October 25, 2011
The Iowa Scottish Rite Masonic Foundation in eastern Iowa has made grant funding made available over the past few years which has resulted in speech-language services being provided, at no cost, not only to children and adults at the St. Ambrose University Rite Care Clinic on the campus of St. Ambrose University in Davenport IA, but also to children attending preschool and daycare programs through community organizations in the area.
Three stories illustrate positive changes in children’s lives as a result of Iowa’s Scottish Rite grant funding. At age 2, Zac was almost impossible to understand, and being a bright child with a lot to say, he was frustrated. Speech therapy was provided at his day care site by St. Ambrose graduate students and over the course of a year and a half, Zac made amazing progress and his speech is now understandable to everyone.
Keeshana, age 4, was difficult to understand and struggled in learning early literacy skills. After 2 semesters of work with graduate students and idea sharing by the Clinical Instructor with the teacher, Keeshana has fewer problematic sound errors, is more understandable, and is much more engaged in early literacy lessons. For Keeshana, implementation of the See the Sound/Visual Phonics strategy provided an acceptable way to move and actively use her body while learning, and opened the door to the magic of letter names and sounds.
Ginny, age 10, came to the RiteCare Clinic after several years of speech therapy in her local school for a distorted R sound. Her progress had been minimal through the years and most of her R sounds remained distorted. As a result of innovative therapy techniques for skill training, awareness building, and behavior change, Ginny was released after only 4 months of treatment.
The partnering of St. Ambrose University Master of Speech-Language Pathology Program with Friendly House preschool programs and an affiliated daycare center in Davenport, IA has been beneficial to the preschool programs, while at the same time, providing invaluable experiences for graduate students in speech-language therapy and early literacy skill development. The Friendly House Program Assistant Director shared these comments: “We are extremely grateful for the expertise the St. Ambrose students bring to our programs. Since 2009, they have provided prevention, enrichment, assessment and treatment to children enrolled at our two sites.

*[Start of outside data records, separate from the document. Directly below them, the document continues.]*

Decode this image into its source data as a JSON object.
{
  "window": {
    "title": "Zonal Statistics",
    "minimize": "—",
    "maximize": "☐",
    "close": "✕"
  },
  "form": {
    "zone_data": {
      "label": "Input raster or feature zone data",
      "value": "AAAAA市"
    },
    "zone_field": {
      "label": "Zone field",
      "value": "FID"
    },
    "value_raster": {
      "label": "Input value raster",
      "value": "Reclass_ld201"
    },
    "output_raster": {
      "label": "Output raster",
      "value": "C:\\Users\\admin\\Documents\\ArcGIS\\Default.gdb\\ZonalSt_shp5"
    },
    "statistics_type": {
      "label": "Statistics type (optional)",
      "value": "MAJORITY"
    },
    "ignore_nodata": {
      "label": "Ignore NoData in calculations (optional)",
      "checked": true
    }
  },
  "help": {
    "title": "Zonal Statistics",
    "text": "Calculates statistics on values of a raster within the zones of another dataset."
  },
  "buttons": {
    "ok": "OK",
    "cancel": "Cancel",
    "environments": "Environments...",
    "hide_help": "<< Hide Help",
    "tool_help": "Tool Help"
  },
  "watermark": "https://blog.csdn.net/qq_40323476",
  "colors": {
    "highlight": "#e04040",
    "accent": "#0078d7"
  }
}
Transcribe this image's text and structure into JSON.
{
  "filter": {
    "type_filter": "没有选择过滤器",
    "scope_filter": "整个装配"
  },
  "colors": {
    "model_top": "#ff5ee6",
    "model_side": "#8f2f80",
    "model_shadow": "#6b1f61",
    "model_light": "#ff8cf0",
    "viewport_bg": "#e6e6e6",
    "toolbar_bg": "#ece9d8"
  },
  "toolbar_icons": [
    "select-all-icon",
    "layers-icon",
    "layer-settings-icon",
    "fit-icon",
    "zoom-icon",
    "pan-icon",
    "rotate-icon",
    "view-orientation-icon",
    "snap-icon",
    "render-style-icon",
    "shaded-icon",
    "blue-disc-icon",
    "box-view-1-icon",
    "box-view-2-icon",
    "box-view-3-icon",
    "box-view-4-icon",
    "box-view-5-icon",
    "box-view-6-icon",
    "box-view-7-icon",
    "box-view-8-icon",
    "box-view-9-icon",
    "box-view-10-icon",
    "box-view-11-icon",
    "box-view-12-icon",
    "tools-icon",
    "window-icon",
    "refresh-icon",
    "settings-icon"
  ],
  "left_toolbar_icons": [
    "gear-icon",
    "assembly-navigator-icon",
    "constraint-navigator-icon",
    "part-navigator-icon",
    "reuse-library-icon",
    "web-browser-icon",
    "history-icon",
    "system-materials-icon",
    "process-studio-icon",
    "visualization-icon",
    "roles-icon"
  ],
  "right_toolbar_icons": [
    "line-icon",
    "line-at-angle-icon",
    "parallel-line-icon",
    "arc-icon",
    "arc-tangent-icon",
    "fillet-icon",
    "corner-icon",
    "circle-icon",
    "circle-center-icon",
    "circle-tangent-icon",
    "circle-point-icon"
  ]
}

This adds quality to our programs that we could not afford if we had to purchase these services, as well as offering a real life, real kid experience which is extremely valuable for the (St. Ambrose) students.”
Submitted by Russ Risley